The Dalit people of India have been the most widely oppressed caste for more than three thousand years. Indian Dalit's comprise nearly 1/4 of the total population, a massive 250 million men, women, and children. Dalit's are considered the "outcasts" of Indian society - the "untouchables", those the Hindu scriptures call the "unborn" - translated: it would be better if they had never been born.
The caste system has been in place for more than 3,000 years and was created for the division of labour among the community. At the top of the caste system are the Brahmins, who are the priests and arbiters of what is right and wrong in matters of religion and society. Next come the Kshatriyas, who are soldiers and administrators. The Vaisyas are the artisan and commercial class, and finally, the Sudras who are the farmers and the peasant class. These four castes are said to have come from Brahma's mouth (Brahmin), arms (Kshatriyas), thighs (Vaisyas) and feet (Sudras). Beneath the four main castes is a fifth group, the Scheduled Caste. They literally have no caste. They are the untouchables, the Dalit's, which means "crushed", "downtrodden", "broken".
Dalit's are denied access to public wells, public parks, basic medical services, and education. Many places even have clay cups for drinking reserved only for Dalit's. The clay cups are broken and thrown away after they are used. The ruling caste tells them they are Hindu, yet they are denied access to the temples, cannot become temple priests, and are even prohibited from reading the Hindu scriptures. Seventy percent of Dalit's live below the poverty line. Only 10% of Dalit women can read and write, and are often sold into bonded prostitution.
The caste system is an integral part of Indian society dating back to the time of the Aryan invaders to India. The Hindu religion sanctioned the caste system. Dalit's across the nation, however, have experienced an awakening and are seeking ways to educate their children as keys to finding liberation.
While in Siwan we visited an orphanage and met a boy named Manish. He lived in the orphanage with his two brothers. Manish was 6 years old, crippled and must walk with a makeshift walker built by the orphanage. It was really the only way he could get around without crawling. The amazing part of this story was that he and his brothers were still alive.

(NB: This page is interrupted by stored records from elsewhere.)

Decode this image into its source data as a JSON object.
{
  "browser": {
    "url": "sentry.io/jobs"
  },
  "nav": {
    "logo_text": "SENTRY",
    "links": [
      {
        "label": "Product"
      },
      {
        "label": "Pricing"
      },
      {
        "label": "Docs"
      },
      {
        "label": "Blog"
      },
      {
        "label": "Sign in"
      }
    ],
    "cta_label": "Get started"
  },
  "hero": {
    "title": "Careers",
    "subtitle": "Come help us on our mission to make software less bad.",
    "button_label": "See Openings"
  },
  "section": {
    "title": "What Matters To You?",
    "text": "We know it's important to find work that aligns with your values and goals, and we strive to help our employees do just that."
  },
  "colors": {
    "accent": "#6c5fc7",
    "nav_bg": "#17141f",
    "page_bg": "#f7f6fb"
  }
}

Three years earlier, the orphanage found Manish and his two brothers begging in the streets. The father was in prison and the mother had committed suicide. They had no money, food or place to live. Manish was three years old and crawling in the street.

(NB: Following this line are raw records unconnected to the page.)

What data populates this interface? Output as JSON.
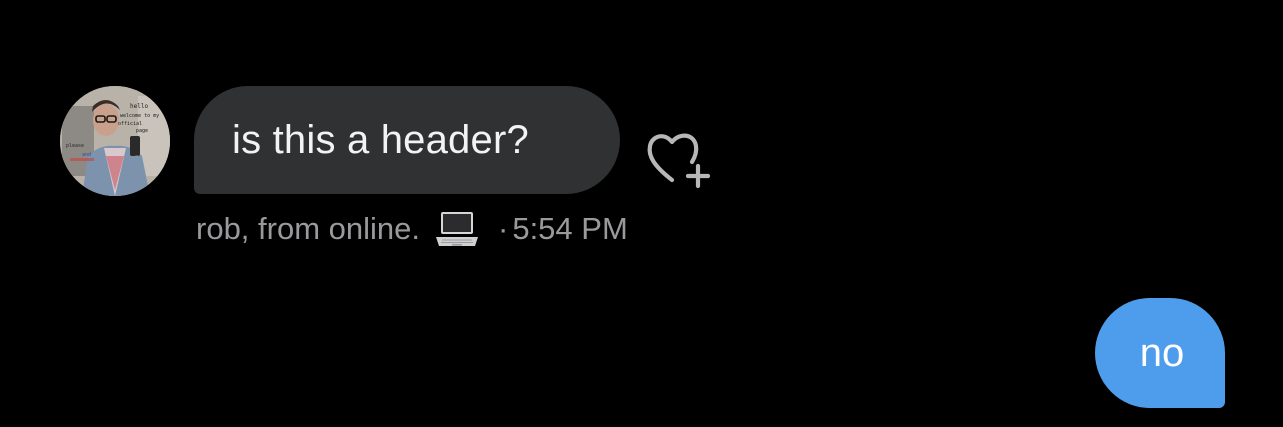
{
  "incoming_message": {
    "text": "is this a header?",
    "sender": "rob, from online.",
    "sender_emoji": "laptop-icon",
    "separator": "·",
    "time": "5:54 PM",
    "bubble_color": "#2f3133",
    "avatar_text": [
      "hello",
      "welcome to my",
      "official",
      "page",
      "please",
      "and"
    ]
  },
  "reaction_button": {
    "icon": "heart-plus-icon"
  },
  "outgoing_message": {
    "text": "no",
    "bubble_color": "#4e9ded"
  },
  "colors": {
    "background": "#000000",
    "meta_text": "#9a9a9d"
  }
}
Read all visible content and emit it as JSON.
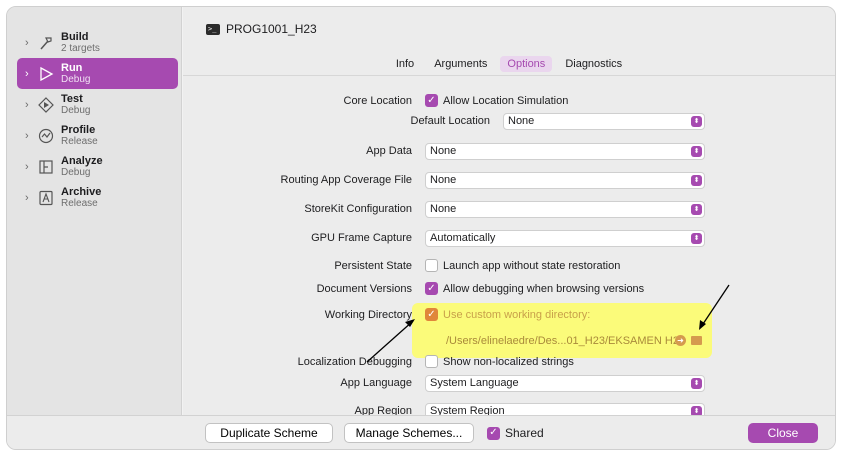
{
  "sidebar": {
    "items": [
      {
        "title": "Build",
        "subtitle": "2 targets",
        "icon": "hammer-icon"
      },
      {
        "title": "Run",
        "subtitle": "Debug",
        "icon": "play-icon"
      },
      {
        "title": "Test",
        "subtitle": "Debug",
        "icon": "diamond-play-icon"
      },
      {
        "title": "Profile",
        "subtitle": "Release",
        "icon": "gauge-icon"
      },
      {
        "title": "Analyze",
        "subtitle": "Debug",
        "icon": "analyze-icon"
      },
      {
        "title": "Archive",
        "subtitle": "Release",
        "icon": "archive-icon"
      }
    ]
  },
  "header": {
    "scheme_name": "PROG1001_H23",
    "terminal_glyph": ">_"
  },
  "tabs": [
    "Info",
    "Arguments",
    "Options",
    "Diagnostics"
  ],
  "active_tab": "Options",
  "options": {
    "core_location": {
      "label": "Core Location",
      "checkbox": "Allow Location Simulation",
      "checked": true
    },
    "default_location": {
      "label": "Default Location",
      "value": "None"
    },
    "app_data": {
      "label": "App Data",
      "value": "None"
    },
    "routing": {
      "label": "Routing App Coverage File",
      "value": "None"
    },
    "storekit": {
      "label": "StoreKit Configuration",
      "value": "None"
    },
    "gpu": {
      "label": "GPU Frame Capture",
      "value": "Automatically"
    },
    "persistent": {
      "label": "Persistent State",
      "checkbox": "Launch app without state restoration",
      "checked": false
    },
    "doc_versions": {
      "label": "Document Versions",
      "checkbox": "Allow debugging when browsing versions",
      "checked": true
    },
    "working_dir": {
      "label": "Working Directory",
      "checkbox": "Use custom working directory:",
      "checked": true,
      "path": "/Users/elinelaedre/Des...01_H23/EKSAMEN H22"
    },
    "localization": {
      "label": "Localization Debugging",
      "checkbox": "Show non-localized strings",
      "checked": false
    },
    "app_language": {
      "label": "App Language",
      "value": "System Language"
    },
    "app_region": {
      "label": "App Region",
      "value": "System Region"
    }
  },
  "footer": {
    "duplicate": "Duplicate Scheme",
    "manage": "Manage Schemes...",
    "shared": "Shared",
    "close": "Close"
  },
  "colors": {
    "accent": "#a64ab0",
    "highlight": "#fbfb7a",
    "warn": "#e0873a"
  }
}
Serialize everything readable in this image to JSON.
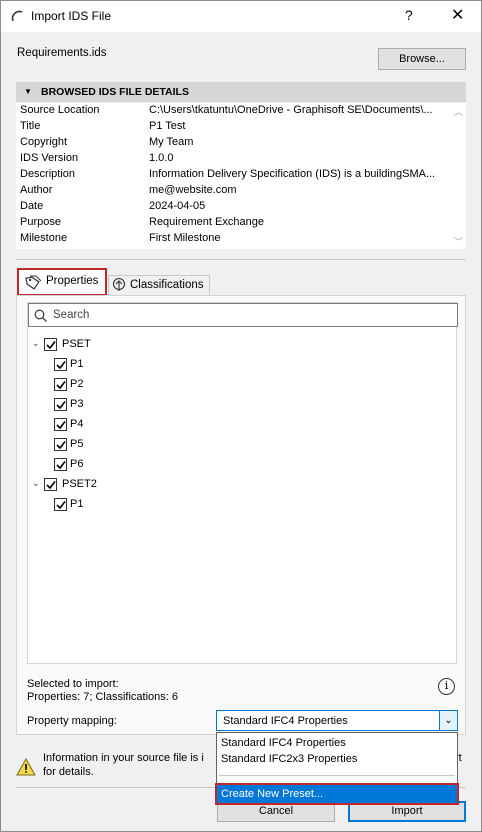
{
  "window": {
    "title": "Import IDS File",
    "help": "?",
    "close": "✕"
  },
  "file": {
    "name": "Requirements.ids",
    "browse_label": "Browse..."
  },
  "details": {
    "header": "BROWSED IDS FILE DETAILS",
    "rows": [
      {
        "key": "Source Location",
        "value": "C:\\Users\\tkatuntu\\OneDrive - Graphisoft SE\\Documents\\..."
      },
      {
        "key": "Title",
        "value": "P1 Test"
      },
      {
        "key": "Copyright",
        "value": "My Team"
      },
      {
        "key": "IDS Version",
        "value": "1.0.0"
      },
      {
        "key": "Description",
        "value": "Information Delivery Specification (IDS) is a buildingSMA..."
      },
      {
        "key": "Author",
        "value": "me@website.com"
      },
      {
        "key": "Date",
        "value": "2024-04-05"
      },
      {
        "key": "Purpose",
        "value": "Requirement Exchange"
      },
      {
        "key": "Milestone",
        "value": "First Milestone"
      }
    ]
  },
  "tabs": {
    "properties": "Properties",
    "classifications": "Classifications"
  },
  "search": {
    "placeholder": "Search"
  },
  "tree": {
    "groups": [
      {
        "label": "PSET",
        "items": [
          "P1",
          "P2",
          "P3",
          "P4",
          "P5",
          "P6"
        ]
      },
      {
        "label": "PSET2",
        "items": [
          "P1"
        ]
      }
    ]
  },
  "selection": {
    "heading": "Selected to import:",
    "summary": "Properties: 7; Classifications: 6"
  },
  "mapping": {
    "label": "Property mapping:",
    "selected": "Standard IFC4 Properties",
    "options": [
      "Standard IFC4 Properties",
      "Standard IFC2x3 Properties"
    ],
    "create_new": "Create New Preset..."
  },
  "warning": {
    "line1_start": "Information in your source file is i",
    "line1_end": "rt",
    "line2": "for details."
  },
  "buttons": {
    "cancel": "Cancel",
    "import": "Import"
  }
}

TRAFFIC IN INDIA
Our first destination in India was Bangalore. The first WHITE KNUCKLE ride from the airport to the hotel about did me in. I didn't see any traffic lights. The traffic just goes whereever they can squeeze in.
After a few days, I began to realize there IS a rhythm that controls traffic. For those who are fortunate enough to have a vehicle, THEY USE THEIR HORNS TO MAKE TRAFFIC WORK . . . AND THEIR HORNS ARE BLARING ALL THE TIME! And guess who has the right of way . . . THE ANIMALS. Surprisingly I only saw one accident the entire time we were in India.
We also visited Patna, Bihar and then travelled by jeep to the town of Siwan. It was a four hour trip one way. I think it was that road that originated the term “POT HOLES”. The entire 4 hours, we were bouncing and holding on for dear life. I also think the driver of our jeep had a death wish as he drove as fast as he could weaving in and out of anything that got in his way.
The jeep you see in the picture on the right also traveled this same route. In India, any form of transportation packs as many people in as possible - up on top - hanging from the sides and jammed into the inside. Nearly 19 people were in this jeep. The drivers don’t leave until they have filled every space. How they made that 4 hour trip without losing anyone is beyond me.